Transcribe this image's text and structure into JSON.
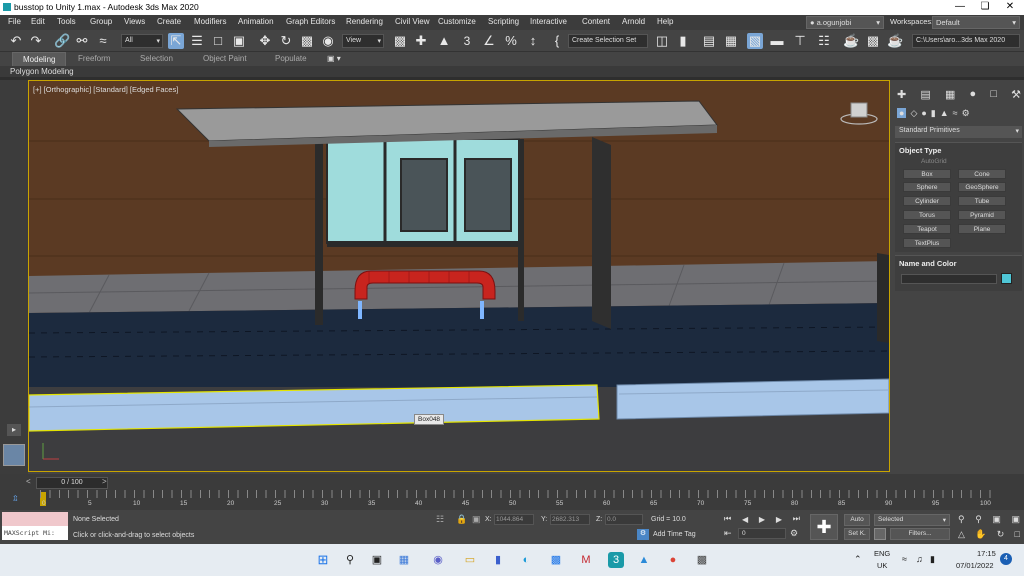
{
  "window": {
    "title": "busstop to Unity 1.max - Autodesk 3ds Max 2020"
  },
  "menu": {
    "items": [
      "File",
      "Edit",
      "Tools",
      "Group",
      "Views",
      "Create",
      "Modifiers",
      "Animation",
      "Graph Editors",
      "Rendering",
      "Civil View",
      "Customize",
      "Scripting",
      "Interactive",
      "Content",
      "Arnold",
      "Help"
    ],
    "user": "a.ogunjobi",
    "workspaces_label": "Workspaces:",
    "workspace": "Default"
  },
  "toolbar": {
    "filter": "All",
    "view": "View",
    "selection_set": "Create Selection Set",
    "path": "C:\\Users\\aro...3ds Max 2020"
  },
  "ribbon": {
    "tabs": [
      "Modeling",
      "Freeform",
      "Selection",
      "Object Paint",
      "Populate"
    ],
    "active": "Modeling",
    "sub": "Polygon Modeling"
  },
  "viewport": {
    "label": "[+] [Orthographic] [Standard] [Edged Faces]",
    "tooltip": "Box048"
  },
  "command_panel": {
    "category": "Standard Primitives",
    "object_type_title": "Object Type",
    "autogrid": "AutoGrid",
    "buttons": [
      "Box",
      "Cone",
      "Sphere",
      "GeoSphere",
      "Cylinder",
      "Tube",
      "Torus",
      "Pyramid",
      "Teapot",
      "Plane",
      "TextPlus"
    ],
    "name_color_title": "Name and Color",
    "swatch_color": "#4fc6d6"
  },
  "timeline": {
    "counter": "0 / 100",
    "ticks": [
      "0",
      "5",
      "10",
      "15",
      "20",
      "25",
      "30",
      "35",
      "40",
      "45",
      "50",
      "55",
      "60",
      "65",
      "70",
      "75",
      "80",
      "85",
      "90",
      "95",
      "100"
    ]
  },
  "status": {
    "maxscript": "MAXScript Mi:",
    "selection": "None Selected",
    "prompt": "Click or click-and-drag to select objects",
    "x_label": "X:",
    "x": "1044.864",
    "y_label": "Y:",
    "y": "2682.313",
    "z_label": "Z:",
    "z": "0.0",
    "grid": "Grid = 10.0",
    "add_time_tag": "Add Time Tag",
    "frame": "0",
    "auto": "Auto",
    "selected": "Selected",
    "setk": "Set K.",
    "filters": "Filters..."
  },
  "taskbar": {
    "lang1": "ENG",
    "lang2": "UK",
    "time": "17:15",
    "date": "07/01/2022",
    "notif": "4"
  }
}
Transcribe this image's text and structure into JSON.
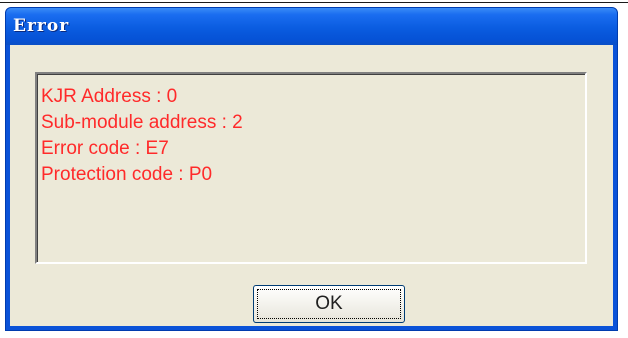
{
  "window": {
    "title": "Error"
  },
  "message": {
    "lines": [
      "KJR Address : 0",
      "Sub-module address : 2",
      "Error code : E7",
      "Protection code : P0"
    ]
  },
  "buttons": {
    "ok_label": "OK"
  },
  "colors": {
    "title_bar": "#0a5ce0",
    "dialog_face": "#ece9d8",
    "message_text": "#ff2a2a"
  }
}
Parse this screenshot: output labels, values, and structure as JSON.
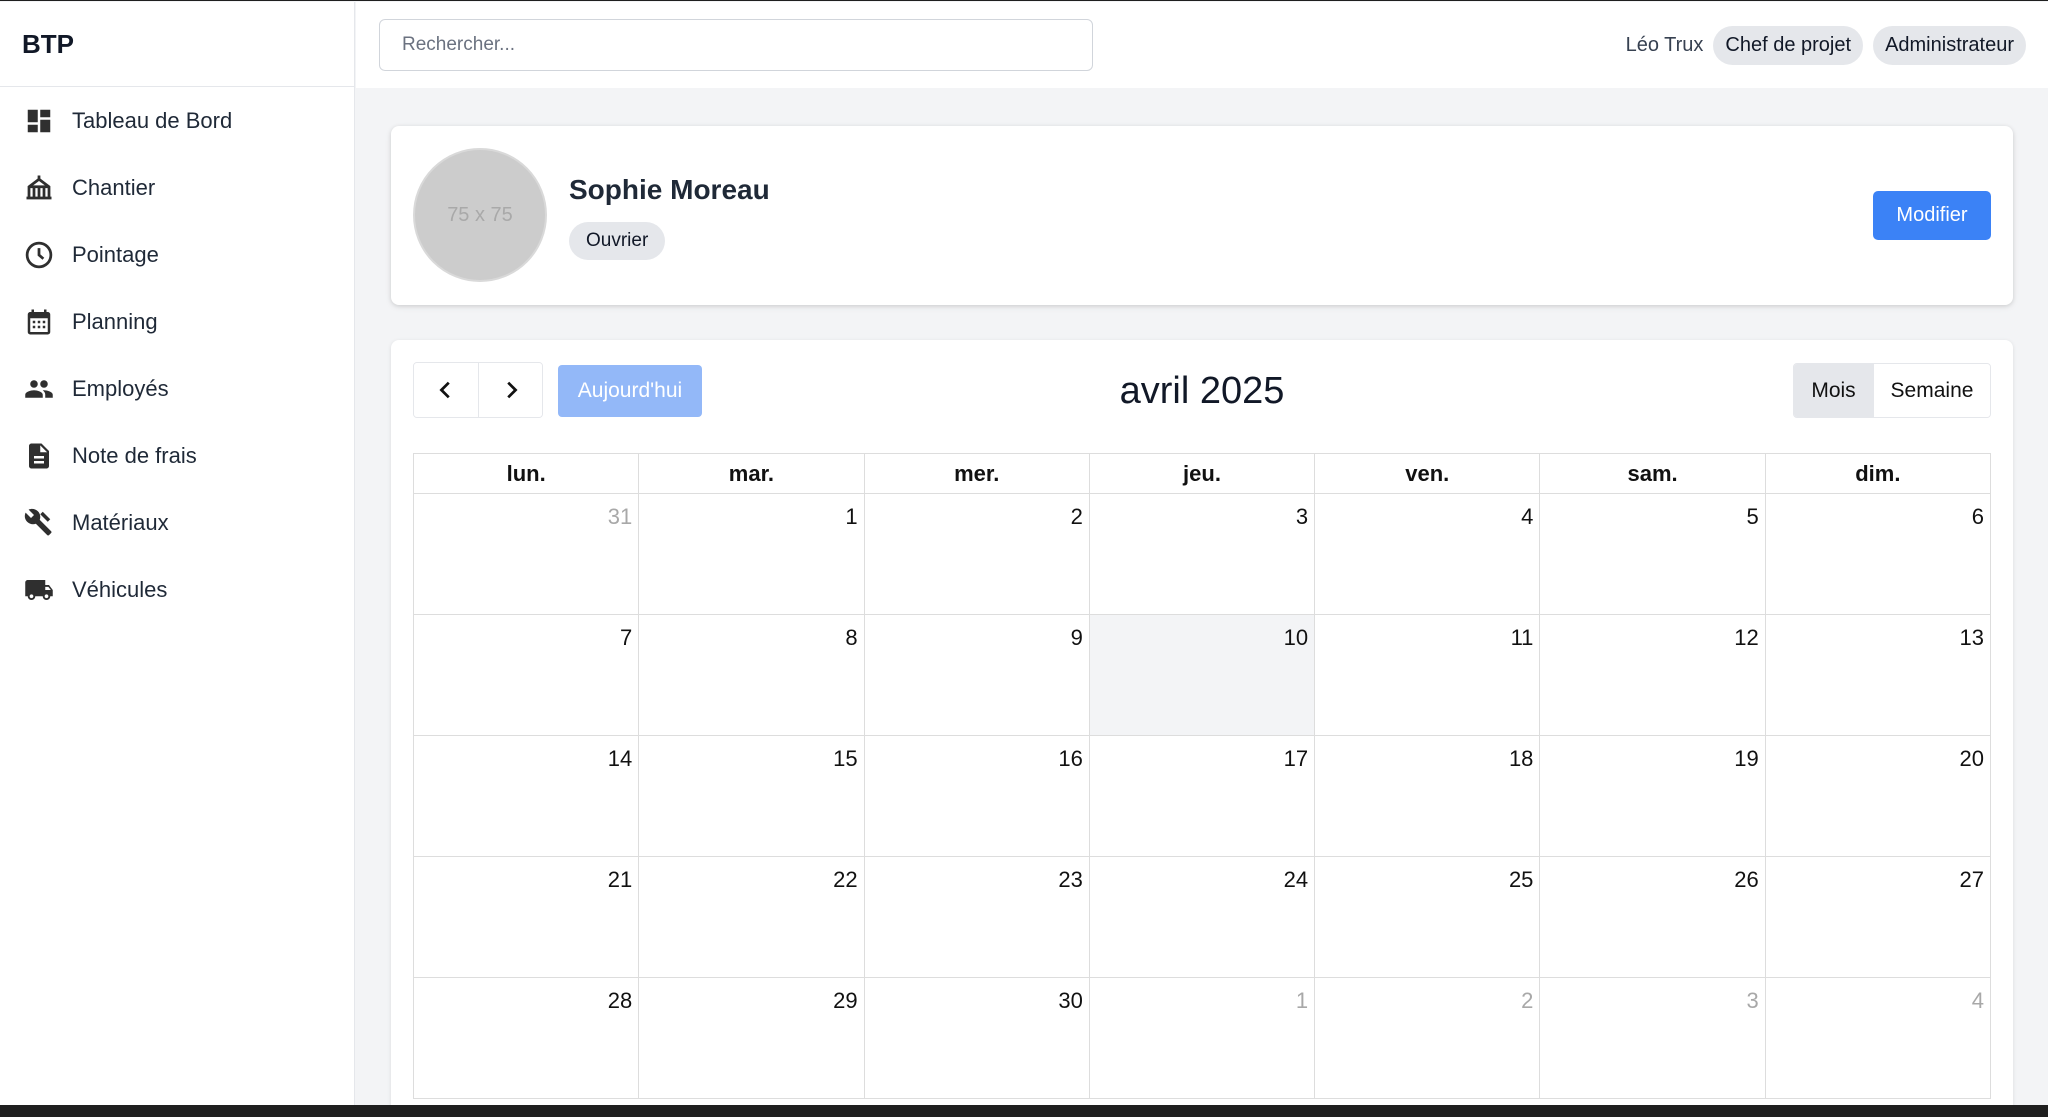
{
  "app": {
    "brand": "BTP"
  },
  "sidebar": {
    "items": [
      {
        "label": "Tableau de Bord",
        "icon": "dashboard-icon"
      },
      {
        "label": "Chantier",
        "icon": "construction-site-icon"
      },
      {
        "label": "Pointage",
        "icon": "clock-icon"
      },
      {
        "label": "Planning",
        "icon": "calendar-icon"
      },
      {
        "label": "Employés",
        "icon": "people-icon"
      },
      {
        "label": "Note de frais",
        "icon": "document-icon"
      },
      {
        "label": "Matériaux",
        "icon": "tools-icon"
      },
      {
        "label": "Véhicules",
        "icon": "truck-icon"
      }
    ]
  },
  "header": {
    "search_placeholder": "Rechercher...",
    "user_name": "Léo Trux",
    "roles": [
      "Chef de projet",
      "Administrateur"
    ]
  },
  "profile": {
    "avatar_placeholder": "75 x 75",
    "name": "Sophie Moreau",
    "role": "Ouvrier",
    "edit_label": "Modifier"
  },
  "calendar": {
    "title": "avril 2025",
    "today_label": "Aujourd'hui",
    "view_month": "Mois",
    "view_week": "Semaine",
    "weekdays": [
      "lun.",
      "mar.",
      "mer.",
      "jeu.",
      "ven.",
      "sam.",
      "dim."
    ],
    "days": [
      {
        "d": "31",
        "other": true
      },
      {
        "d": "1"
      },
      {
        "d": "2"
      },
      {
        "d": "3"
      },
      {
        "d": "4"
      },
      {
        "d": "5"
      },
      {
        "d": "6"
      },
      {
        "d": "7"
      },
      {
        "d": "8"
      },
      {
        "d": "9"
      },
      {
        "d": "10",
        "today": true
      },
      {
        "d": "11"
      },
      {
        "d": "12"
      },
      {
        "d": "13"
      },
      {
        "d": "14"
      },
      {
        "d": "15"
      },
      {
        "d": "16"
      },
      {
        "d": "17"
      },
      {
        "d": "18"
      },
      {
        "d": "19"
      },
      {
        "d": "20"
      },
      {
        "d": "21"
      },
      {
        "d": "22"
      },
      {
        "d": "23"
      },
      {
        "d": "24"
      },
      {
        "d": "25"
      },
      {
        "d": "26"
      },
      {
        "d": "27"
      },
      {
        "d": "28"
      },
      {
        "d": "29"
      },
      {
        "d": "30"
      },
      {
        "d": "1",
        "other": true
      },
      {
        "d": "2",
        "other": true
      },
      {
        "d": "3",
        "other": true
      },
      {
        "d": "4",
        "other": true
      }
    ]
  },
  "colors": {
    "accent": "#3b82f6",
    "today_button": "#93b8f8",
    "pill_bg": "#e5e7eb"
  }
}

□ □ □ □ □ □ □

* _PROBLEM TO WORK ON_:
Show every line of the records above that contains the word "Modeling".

* _ANSWER TO THIS PROBLEM_:
      "Modeling",
    "active": "Modeling",
    "sub": "Polygon Modeling"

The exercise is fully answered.